Magical 5D Arrives in Shelter Office!
It was almost a magical moment. I’ve been so looking forward to getting Canon’s hot 5D digital camera, which has a bunch of features beyond my present 20D. It arrived today and bummer! Joy soon turned to depression. The mirror (that flips up and down) had come loose from its frame. Rats! I also discovered (didn’t know) that the zoom lenses from the 20D won’t work on the 5D (an EFS 17-85 mm/1:4-5.6, and an EFS 10-20 mm/3.5-4.5 digital sizes. More rats! And now I was looking at an additional $2500 in lenses.
I’m leaving next week on a photo trip, shooting builders in Canada and other points north. I’ve been using a Canon 20D for over a year now and it’s a sweetheart. It weighs a ton but it’s worth it. It’s 8 megapixels. I’ve been thinking about the 5D, a 12 megapixel model for about a year, it has some incredible features, and ordered one last week from B and H Photo. Well, much as I wanted a new tool/toy, I decided to return it and skip the 5D for a while, not be trying to learn how to operate a new camera while on an intensive photo trip. Well, duh!
Back to A Fixed 50mm
The good news is that today I also got a 50mm 1.4 Canon lens and it’s a revelation. I put it on the 20D and took some pics around the house. Makes me realize I’ve been depending on zoom lenses for years and forgot about the speed and sharpness of a fixed lens. I can shoot really dark places now. Like the old days, moving myself and not the lens to get the right composition. Besides, I see the world about as 50 mm. (I know some photographers who see it as 35 mm or so.) I just shot this in the office. Oh man, what I’ve been missing by not having a 50 mm! I’m inspired.
Two Photo Tips I Picked Up From Frankie Frost

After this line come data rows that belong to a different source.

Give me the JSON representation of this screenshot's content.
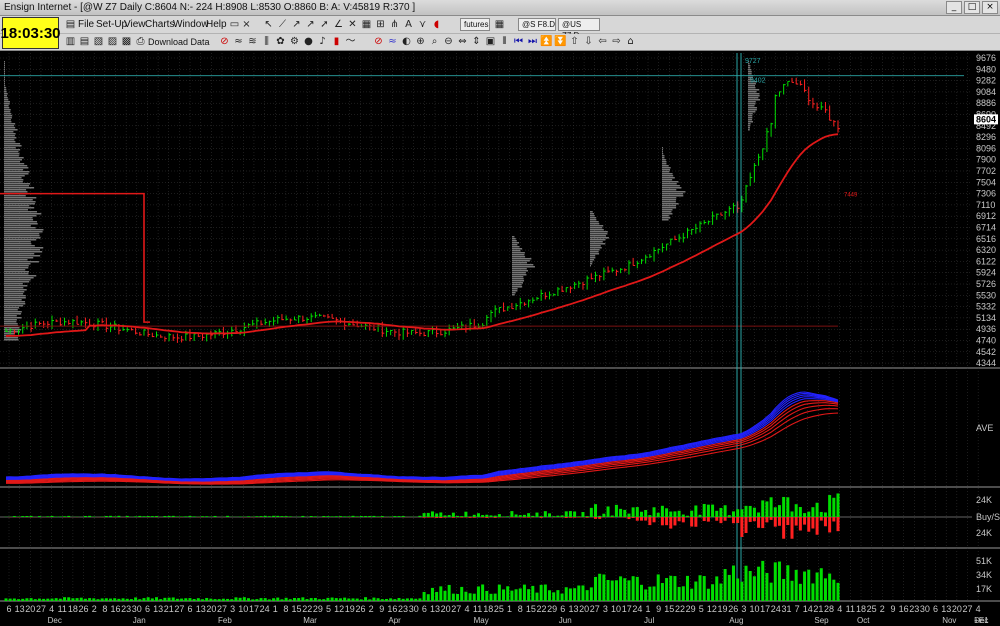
{
  "window": {
    "title": "Ensign Internet - [@W Z7 Daily C:8604 N:- 224 H:8908 L:8530 O:8860 B: A: V:45819 R:370 ]"
  },
  "clock": "18:03:30",
  "menu": [
    "File",
    "Set-Up",
    "View",
    "Charts",
    "Window",
    "Help"
  ],
  "toolbar2": {
    "download_label": "Download Data"
  },
  "symbols": {
    "combo": "futures",
    "tab1": "@S F8.D",
    "tab2": "@US Z7.D"
  },
  "colors": {
    "up": "#00dd00",
    "down": "#ff2020",
    "ma": "#e01818",
    "ribbon_blue": "#2222ff",
    "grid": "#3a3a3a",
    "label": "#c8c8c8"
  },
  "price_axis": {
    "labels": [
      "9676",
      "9480",
      "9282",
      "9084",
      "8886",
      "8690",
      "8492",
      "8296",
      "8096",
      "7900",
      "7702",
      "7504",
      "7306",
      "7110",
      "6912",
      "6714",
      "6516",
      "6320",
      "6122",
      "5924",
      "5726",
      "5530",
      "5332",
      "5134",
      "4936",
      "4740",
      "4542",
      "4344"
    ],
    "current": "8604",
    "annotations": [
      "9727",
      "9402",
      "7449"
    ]
  },
  "lower_panels": {
    "ribbon_label": "AVE",
    "buysell_labels": [
      "24K",
      "Buy/S",
      "24K"
    ],
    "volume_labels": [
      "51K",
      "34K",
      "17K"
    ]
  },
  "date_axis": {
    "days": [
      "6",
      "13",
      "20",
      "27",
      "4",
      "11",
      "18",
      "26",
      "2",
      "8",
      "16",
      "23",
      "30",
      "6",
      "13",
      "21",
      "27",
      "6",
      "13",
      "20",
      "27",
      "3",
      "10",
      "17",
      "24",
      "1",
      "8",
      "15",
      "22",
      "29",
      "5",
      "12",
      "19",
      "26",
      "2",
      "9",
      "16",
      "23",
      "30",
      "6",
      "13",
      "20",
      "27",
      "4",
      "11",
      "18",
      "25",
      "1",
      "8",
      "15",
      "22",
      "29",
      "6",
      "13",
      "20",
      "27",
      "3",
      "10",
      "17",
      "24",
      "1",
      "9",
      "15",
      "22",
      "29",
      "5",
      "12",
      "19",
      "26",
      "3",
      "10",
      "17",
      "24",
      "31",
      "7",
      "14",
      "21",
      "28",
      "4",
      "11",
      "18",
      "25",
      "2",
      "9",
      "16",
      "23",
      "30",
      "6",
      "13",
      "20",
      "27",
      "4"
    ],
    "months": [
      "Dec",
      "Jan",
      "Feb",
      "Mar",
      "Apr",
      "May",
      "Jun",
      "Jul",
      "Aug",
      "Sep",
      "Oct",
      "Nov",
      "Dec",
      "+E1"
    ]
  }
}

A few months ago on a rainy day, Marin Independent Journal photographer Frankie Frost came out to shoot some photos of me for an article in the paper. He shot about 200 photos. Bam. Bam. Bam. They’re digital, you’re not using film. Ever since, I’ve loosened up, been shooting lots of pics of people, like 10 to get them warmed up. Soon they relax. I’m getting much nicer photos of people. Secondly, Frankie used a monopod, with a clip on/off attachment. It gives you stabilkity so you can shoot at m aybe 1/8. The more I use it the more I like it. Lot less clunky than a tripod.